Going through the entries below, count each line that holds "null" and give only the total.

#### SUPPLIED DATA

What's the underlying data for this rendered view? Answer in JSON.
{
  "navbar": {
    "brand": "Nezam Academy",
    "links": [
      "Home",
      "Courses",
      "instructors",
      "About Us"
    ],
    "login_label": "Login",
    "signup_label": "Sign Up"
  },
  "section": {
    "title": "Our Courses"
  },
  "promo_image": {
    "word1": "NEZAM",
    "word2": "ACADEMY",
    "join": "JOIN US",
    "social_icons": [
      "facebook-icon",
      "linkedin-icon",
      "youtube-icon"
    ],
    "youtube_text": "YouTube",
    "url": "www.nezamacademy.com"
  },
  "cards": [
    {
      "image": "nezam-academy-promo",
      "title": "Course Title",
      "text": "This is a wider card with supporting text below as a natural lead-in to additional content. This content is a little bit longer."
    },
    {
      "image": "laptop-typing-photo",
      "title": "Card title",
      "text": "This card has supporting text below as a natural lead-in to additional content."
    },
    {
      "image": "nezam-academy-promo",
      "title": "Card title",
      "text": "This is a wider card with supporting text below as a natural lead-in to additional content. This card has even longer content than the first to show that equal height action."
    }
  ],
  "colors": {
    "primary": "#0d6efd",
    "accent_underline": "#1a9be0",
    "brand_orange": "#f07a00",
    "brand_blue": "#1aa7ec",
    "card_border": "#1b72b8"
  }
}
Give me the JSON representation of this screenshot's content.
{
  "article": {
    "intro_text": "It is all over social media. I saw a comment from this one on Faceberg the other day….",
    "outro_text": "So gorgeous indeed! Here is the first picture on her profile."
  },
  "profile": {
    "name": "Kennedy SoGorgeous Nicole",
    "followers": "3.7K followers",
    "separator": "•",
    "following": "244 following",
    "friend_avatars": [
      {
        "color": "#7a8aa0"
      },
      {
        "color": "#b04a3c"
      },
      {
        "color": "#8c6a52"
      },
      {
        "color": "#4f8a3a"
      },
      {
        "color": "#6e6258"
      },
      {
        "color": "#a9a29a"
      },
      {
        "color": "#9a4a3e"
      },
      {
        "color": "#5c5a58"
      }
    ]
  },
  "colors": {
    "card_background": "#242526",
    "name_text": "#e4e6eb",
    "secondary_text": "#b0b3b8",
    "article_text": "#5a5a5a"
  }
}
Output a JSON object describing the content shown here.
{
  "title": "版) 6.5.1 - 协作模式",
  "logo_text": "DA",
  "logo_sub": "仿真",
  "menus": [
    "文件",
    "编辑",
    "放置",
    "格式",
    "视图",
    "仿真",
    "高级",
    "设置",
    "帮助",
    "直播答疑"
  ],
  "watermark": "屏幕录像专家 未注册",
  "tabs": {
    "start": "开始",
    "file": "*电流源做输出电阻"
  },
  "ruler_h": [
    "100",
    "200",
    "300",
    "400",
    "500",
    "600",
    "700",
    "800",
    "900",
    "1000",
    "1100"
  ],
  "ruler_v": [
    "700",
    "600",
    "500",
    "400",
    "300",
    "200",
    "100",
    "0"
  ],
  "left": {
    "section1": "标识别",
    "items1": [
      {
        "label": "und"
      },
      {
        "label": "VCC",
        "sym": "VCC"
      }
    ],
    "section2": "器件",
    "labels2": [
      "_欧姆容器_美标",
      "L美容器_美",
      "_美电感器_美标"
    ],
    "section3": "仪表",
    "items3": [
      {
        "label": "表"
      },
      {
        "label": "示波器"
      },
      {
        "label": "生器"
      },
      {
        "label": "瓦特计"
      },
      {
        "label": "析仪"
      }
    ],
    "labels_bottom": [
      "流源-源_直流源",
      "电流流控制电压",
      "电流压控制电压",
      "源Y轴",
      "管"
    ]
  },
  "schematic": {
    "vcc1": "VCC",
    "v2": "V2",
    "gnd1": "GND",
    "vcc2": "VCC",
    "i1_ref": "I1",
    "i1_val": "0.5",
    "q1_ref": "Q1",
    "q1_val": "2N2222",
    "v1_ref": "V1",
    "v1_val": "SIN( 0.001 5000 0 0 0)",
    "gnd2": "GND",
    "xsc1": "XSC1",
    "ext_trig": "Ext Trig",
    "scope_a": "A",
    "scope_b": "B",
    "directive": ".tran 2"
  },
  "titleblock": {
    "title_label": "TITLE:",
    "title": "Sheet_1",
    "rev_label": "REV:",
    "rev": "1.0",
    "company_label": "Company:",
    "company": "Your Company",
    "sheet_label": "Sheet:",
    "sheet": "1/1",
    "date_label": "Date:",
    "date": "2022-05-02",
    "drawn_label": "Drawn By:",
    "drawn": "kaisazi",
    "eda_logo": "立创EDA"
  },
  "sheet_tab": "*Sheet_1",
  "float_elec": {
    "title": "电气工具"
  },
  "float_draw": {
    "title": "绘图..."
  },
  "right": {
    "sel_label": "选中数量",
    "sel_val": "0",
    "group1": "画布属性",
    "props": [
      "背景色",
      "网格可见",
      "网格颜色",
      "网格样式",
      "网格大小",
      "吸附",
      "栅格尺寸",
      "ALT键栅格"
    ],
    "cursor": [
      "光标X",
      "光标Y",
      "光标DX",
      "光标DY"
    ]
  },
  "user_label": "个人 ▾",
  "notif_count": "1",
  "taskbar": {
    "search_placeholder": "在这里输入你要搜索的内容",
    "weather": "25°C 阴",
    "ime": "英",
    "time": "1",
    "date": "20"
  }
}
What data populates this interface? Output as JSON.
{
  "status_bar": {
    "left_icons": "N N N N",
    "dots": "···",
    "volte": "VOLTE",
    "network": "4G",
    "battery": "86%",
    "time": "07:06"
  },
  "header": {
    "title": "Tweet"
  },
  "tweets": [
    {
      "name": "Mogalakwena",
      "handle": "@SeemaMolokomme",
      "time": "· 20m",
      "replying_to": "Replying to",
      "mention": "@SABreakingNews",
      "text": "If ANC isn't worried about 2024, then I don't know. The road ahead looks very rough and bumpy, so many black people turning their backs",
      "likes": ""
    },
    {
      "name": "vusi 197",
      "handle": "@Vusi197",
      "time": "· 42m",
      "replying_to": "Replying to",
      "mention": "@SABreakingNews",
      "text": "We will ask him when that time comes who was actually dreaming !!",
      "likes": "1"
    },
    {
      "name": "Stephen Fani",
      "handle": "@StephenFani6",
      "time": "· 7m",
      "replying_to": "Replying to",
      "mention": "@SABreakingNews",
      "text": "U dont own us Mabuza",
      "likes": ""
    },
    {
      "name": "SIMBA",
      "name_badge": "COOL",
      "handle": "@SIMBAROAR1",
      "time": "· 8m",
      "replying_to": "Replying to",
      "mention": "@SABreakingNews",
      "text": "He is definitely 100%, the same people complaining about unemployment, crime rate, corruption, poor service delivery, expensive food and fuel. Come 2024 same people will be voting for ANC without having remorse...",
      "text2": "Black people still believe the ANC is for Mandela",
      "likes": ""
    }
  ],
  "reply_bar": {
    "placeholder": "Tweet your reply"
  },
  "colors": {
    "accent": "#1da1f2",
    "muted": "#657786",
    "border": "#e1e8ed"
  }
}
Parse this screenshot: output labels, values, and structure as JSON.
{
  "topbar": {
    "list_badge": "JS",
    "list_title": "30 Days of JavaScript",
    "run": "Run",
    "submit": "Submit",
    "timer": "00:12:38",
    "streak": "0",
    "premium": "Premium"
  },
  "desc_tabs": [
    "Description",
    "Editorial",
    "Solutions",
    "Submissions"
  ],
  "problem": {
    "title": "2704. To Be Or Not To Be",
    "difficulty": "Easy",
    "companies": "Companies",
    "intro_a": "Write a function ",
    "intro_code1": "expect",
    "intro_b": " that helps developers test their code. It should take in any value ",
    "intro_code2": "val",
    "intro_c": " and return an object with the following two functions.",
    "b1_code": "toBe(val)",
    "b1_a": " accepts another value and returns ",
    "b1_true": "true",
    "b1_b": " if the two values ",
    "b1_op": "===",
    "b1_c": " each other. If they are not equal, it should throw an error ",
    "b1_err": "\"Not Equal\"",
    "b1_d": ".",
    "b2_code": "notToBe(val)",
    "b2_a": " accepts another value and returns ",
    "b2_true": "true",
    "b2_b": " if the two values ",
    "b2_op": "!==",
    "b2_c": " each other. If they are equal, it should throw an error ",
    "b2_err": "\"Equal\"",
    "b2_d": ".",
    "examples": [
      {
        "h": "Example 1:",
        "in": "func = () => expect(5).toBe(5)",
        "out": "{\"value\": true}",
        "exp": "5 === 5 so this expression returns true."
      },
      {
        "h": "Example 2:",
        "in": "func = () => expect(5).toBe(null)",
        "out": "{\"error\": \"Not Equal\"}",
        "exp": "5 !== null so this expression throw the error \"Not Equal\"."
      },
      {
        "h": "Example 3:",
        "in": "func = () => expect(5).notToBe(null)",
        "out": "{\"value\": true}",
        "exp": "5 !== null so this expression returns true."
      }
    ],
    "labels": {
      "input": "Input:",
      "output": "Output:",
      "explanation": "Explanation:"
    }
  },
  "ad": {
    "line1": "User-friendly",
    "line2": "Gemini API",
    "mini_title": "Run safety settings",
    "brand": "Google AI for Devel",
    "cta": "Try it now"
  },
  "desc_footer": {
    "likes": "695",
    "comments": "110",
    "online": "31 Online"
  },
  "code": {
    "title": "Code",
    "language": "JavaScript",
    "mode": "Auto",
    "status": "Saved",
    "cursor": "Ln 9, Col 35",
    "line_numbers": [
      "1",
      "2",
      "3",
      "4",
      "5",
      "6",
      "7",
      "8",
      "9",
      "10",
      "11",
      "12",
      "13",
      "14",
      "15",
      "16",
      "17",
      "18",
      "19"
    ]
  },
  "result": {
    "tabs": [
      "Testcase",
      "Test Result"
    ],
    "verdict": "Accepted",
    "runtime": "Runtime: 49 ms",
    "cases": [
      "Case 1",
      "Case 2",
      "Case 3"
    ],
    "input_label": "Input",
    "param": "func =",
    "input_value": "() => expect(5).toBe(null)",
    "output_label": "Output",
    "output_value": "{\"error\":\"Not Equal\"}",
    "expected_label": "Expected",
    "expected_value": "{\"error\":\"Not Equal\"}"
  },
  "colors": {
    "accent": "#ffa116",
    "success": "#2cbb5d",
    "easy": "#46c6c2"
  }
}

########

» **OUTPUT FOR THIS TASK**: 5